◆ **Task brief**
Go line by line through the data and copy those with the word "الشهرة".

─── Input records ───

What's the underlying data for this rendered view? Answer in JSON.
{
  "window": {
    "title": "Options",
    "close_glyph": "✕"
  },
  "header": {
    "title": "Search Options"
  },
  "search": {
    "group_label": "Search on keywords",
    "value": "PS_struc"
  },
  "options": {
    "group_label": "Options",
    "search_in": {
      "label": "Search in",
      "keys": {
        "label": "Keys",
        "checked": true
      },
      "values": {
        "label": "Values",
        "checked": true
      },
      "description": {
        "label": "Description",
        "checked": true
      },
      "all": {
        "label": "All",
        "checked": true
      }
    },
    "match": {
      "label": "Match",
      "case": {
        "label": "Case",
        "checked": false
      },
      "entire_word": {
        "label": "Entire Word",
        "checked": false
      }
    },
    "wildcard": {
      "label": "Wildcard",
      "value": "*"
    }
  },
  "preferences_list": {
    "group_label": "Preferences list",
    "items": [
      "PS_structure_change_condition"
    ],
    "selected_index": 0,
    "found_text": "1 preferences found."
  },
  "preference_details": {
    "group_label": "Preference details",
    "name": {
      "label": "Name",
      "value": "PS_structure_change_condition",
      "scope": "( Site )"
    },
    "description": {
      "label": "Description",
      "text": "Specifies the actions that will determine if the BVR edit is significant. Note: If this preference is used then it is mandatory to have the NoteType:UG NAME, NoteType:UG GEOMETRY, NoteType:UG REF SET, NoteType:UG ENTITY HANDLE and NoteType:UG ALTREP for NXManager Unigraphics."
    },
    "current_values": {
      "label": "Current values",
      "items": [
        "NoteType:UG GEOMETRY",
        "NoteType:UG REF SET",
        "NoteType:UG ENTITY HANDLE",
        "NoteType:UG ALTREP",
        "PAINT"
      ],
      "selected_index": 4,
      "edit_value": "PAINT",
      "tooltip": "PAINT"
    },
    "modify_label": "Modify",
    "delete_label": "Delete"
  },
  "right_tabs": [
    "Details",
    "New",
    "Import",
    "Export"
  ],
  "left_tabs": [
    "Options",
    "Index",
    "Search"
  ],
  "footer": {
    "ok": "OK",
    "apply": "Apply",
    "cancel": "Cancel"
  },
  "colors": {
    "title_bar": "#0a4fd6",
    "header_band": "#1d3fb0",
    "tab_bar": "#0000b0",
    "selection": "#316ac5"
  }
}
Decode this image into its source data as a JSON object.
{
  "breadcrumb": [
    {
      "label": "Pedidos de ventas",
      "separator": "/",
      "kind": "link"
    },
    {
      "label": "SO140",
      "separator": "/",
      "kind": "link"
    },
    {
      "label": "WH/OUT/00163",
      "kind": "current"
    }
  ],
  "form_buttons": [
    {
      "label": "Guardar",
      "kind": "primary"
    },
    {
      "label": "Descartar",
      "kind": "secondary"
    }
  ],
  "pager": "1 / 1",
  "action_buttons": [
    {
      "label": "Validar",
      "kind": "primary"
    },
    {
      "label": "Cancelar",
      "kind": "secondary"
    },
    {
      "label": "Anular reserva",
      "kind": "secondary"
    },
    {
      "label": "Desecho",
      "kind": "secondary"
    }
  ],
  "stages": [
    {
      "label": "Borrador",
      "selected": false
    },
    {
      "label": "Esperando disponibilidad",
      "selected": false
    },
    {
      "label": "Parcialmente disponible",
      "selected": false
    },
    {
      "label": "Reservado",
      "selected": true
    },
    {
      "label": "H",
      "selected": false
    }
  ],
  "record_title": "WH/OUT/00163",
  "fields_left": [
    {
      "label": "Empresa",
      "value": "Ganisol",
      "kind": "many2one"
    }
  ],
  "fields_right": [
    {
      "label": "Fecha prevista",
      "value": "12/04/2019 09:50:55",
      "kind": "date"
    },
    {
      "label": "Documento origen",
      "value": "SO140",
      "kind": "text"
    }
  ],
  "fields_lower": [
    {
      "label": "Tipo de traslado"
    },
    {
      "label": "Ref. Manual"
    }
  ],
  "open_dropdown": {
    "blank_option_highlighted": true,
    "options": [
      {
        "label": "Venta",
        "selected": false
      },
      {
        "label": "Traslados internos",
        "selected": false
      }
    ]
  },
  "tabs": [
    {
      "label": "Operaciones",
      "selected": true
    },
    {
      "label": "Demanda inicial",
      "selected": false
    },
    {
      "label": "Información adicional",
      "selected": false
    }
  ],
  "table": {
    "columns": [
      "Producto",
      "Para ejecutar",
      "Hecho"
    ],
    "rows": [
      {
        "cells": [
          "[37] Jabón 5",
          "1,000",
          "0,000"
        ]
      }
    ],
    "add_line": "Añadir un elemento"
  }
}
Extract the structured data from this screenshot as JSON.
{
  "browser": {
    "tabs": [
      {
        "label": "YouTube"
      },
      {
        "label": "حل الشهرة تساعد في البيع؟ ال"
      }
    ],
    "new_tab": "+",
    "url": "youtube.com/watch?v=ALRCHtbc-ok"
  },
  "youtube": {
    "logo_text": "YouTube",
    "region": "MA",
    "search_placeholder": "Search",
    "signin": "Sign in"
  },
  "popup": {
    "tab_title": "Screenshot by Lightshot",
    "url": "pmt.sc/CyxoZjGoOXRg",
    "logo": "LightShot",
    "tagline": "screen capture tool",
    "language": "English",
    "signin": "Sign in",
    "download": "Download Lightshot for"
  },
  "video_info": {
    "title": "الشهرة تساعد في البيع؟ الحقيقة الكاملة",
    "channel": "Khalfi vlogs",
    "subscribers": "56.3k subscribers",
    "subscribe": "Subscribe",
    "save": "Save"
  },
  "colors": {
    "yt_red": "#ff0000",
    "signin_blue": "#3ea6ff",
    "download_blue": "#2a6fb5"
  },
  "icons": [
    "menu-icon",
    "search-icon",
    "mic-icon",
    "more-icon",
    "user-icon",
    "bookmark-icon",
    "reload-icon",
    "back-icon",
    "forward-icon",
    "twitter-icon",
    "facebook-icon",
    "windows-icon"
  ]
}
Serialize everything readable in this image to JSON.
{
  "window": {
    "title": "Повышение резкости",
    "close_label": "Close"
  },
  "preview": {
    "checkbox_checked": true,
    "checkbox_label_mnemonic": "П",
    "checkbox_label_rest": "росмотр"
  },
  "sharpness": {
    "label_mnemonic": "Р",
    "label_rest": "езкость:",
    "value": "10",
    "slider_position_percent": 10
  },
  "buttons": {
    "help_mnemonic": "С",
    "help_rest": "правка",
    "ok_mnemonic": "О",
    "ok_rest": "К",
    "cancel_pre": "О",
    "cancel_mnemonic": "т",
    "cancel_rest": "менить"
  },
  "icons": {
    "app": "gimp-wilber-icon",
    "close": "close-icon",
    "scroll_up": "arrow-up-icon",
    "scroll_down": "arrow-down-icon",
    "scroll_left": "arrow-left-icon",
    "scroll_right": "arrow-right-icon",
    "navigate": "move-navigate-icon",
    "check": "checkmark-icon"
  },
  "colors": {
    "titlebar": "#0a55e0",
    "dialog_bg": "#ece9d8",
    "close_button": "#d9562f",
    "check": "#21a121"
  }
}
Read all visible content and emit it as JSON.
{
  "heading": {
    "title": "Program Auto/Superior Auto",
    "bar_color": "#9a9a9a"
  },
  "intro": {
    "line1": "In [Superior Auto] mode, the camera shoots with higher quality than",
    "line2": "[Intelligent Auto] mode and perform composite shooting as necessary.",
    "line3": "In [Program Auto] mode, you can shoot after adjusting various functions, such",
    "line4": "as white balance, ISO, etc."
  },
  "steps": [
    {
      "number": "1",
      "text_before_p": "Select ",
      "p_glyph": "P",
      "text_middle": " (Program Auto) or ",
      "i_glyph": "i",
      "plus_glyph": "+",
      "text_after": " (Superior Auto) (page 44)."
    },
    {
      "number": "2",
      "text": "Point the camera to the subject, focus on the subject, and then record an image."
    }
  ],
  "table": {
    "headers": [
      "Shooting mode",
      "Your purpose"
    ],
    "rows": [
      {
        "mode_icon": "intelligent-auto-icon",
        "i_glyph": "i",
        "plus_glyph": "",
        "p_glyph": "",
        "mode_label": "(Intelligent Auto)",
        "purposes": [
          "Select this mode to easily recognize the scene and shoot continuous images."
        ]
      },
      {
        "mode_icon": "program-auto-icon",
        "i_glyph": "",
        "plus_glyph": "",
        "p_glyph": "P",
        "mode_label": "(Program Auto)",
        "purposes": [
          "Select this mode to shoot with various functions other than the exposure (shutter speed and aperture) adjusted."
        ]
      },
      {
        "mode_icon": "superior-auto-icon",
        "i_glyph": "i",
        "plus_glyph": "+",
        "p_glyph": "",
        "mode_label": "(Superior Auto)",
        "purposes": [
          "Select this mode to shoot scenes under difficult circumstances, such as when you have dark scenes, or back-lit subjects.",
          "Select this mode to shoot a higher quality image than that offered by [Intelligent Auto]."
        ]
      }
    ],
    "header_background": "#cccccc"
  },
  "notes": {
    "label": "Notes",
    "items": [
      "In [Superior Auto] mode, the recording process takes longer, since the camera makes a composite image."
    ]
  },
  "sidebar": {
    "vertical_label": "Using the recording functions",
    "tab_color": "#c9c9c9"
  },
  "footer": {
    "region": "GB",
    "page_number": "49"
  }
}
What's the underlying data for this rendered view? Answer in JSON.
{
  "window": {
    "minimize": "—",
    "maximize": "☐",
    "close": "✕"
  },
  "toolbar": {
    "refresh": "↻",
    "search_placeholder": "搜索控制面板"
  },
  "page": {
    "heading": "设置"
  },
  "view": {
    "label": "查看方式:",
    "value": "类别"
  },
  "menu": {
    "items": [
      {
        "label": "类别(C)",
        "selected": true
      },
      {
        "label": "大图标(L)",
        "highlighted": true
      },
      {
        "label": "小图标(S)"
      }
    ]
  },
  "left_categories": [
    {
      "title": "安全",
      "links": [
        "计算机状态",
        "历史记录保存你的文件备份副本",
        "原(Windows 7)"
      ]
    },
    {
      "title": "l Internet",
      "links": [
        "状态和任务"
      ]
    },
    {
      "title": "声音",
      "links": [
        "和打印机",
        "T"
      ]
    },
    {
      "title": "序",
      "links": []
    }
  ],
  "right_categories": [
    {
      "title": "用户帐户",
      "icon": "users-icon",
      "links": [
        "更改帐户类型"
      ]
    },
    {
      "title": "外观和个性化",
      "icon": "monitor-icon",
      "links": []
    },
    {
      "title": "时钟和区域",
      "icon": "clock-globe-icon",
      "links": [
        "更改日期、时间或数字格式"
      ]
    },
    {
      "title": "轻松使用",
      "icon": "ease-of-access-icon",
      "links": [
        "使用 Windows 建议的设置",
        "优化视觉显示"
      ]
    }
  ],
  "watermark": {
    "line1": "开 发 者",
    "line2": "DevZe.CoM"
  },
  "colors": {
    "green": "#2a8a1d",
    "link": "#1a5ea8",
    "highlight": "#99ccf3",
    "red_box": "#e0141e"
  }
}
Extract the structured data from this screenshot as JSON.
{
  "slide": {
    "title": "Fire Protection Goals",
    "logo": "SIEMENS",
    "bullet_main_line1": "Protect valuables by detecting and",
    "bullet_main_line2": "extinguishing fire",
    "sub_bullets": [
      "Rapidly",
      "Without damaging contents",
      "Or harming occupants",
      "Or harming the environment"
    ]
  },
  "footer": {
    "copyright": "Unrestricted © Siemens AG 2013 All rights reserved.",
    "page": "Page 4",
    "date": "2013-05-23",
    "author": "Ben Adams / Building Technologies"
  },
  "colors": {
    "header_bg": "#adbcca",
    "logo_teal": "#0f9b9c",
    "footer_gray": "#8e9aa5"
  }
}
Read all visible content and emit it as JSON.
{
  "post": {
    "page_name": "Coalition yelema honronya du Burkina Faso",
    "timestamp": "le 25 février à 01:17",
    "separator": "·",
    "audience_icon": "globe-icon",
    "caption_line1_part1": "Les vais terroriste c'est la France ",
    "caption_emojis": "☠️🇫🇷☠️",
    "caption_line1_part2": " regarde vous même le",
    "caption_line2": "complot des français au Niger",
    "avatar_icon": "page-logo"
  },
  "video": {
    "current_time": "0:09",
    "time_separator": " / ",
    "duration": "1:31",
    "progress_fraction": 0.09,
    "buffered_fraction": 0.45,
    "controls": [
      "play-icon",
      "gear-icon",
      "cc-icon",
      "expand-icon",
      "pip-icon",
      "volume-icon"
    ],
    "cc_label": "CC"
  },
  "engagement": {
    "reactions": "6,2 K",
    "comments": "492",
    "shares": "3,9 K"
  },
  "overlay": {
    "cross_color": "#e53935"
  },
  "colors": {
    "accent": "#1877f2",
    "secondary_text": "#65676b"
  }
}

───

◆ **Written answer**
        "label": "حل الشهرة تساعد في البيع؟ ال"
    "title": "الشهرة تساعد في البيع؟ الحقيقة الكاملة",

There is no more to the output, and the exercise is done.